- When adding the egg towards the end, remember this: don’t beat it too much! You want to mix it in so it is combined but not beaten to add any additional air into the mixture nor to make the cookie tough. The chewy density of these cookies comes from the ingredients being just combined. That’s what makes it such a beauty of a recipe!
- If you would rather have plain cookies rather than chocolate flavoured ones, just replace the cocoa powder with the same amount of plain (all purpose) flour.
- To make these into giant cookies, increase the amount of dough used in each cookie. You can easily double the amount of cookie dough, and make just six or seven cookies if you wish. Just remember to adjust the baking time accordingly, as larger cookies will require longer to bake through.
If you have any other questions about this recipe, please leave me a comment below, I will do my best to help you. And if you do make this recipe for raspberry ruby chocolate cookies, please do leave me a rating and review below. I would so appreciate your feedback and it is incredibly helpful for others looking for a recipe too. Additionally, you could also post a picture on Instagram and tag me when you share it with the world. Please do, you know I would love to see it!
More chocolate recipes for you to enjoy
Please do check out these other unmissable recipes on my blog:
Brownie cookies aka brookies: If you have ever been stuck choosing between cookies and brownies, fear not! You can make both in one delicious bake: these brownie cookies! These yummy double chocolate brownie cookies bring the best of both worlds together in a wonderfully fudgy, chewy creation. A perfect mix of half brownie half cookie!
Biscoff cookies: Soft and chewy, these easy to make Biscoff butter cookies are packed with smooth cookie butter spread and extra Biscoff biscuit chunks. Pure Biscoff heaven!
Chocolate raspberry cupcakes: These are delicious light and fluffy chocolate cupcakes topped with a tangy and sweet fresh raspberry buttercream.
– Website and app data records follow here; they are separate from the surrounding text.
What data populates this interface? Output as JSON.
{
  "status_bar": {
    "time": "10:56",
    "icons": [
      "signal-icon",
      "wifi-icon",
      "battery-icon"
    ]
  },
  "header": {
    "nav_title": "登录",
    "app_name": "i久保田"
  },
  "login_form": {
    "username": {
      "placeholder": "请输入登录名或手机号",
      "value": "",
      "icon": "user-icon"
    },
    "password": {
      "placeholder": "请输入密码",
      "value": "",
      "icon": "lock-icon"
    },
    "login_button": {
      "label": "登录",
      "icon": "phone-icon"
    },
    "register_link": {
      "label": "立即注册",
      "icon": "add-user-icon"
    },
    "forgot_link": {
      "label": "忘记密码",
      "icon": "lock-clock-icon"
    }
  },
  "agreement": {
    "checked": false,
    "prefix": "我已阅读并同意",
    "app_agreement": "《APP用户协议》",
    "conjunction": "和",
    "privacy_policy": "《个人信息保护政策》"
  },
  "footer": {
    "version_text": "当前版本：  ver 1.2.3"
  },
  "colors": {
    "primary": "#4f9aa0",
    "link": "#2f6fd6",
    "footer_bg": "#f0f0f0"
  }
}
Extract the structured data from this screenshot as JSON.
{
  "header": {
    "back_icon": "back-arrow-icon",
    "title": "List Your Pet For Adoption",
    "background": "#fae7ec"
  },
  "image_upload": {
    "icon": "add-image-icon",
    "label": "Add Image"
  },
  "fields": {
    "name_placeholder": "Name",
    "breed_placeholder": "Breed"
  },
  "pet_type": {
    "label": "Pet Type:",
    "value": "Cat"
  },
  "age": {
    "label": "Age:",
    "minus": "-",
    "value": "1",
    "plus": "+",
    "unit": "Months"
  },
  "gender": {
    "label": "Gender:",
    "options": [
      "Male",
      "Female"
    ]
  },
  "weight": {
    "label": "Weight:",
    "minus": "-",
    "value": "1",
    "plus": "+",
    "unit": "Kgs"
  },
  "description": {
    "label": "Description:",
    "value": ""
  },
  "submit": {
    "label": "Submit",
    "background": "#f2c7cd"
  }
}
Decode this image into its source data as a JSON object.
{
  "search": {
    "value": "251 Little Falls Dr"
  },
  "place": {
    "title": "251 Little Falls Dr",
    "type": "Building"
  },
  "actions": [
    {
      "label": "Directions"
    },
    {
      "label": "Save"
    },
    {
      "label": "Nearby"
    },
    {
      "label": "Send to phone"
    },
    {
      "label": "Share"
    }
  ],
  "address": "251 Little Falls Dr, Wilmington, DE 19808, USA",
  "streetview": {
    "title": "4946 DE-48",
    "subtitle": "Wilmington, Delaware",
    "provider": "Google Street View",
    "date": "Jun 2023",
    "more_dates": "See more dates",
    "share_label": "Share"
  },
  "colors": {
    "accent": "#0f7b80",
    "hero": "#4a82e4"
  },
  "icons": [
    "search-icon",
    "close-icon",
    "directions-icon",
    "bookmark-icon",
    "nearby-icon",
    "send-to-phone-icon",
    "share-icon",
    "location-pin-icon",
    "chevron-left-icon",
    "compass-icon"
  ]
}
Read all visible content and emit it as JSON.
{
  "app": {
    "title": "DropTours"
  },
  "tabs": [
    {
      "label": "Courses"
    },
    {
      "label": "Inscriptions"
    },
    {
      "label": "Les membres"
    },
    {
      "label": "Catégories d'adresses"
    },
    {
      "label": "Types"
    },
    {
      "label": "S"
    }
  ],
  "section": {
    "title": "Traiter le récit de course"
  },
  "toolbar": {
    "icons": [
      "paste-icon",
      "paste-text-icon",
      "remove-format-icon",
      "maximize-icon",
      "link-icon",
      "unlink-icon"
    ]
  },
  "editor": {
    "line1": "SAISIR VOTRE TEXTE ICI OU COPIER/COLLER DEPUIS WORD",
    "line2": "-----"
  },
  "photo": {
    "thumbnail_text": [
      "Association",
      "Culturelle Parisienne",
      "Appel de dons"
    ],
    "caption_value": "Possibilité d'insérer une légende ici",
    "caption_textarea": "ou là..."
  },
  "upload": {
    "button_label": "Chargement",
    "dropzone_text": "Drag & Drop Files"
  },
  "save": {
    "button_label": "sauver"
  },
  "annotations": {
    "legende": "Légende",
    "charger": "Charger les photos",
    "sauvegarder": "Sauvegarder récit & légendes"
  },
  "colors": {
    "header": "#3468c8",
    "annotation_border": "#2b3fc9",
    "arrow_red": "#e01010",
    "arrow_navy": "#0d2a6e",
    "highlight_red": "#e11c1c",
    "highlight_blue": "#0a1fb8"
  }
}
It is crowned with chocolate curls and a single raspberry to finish. Perfection!
Thanks for joining me today, my friends. Enjoy these unusual and gorgeous cookies and happy baking! x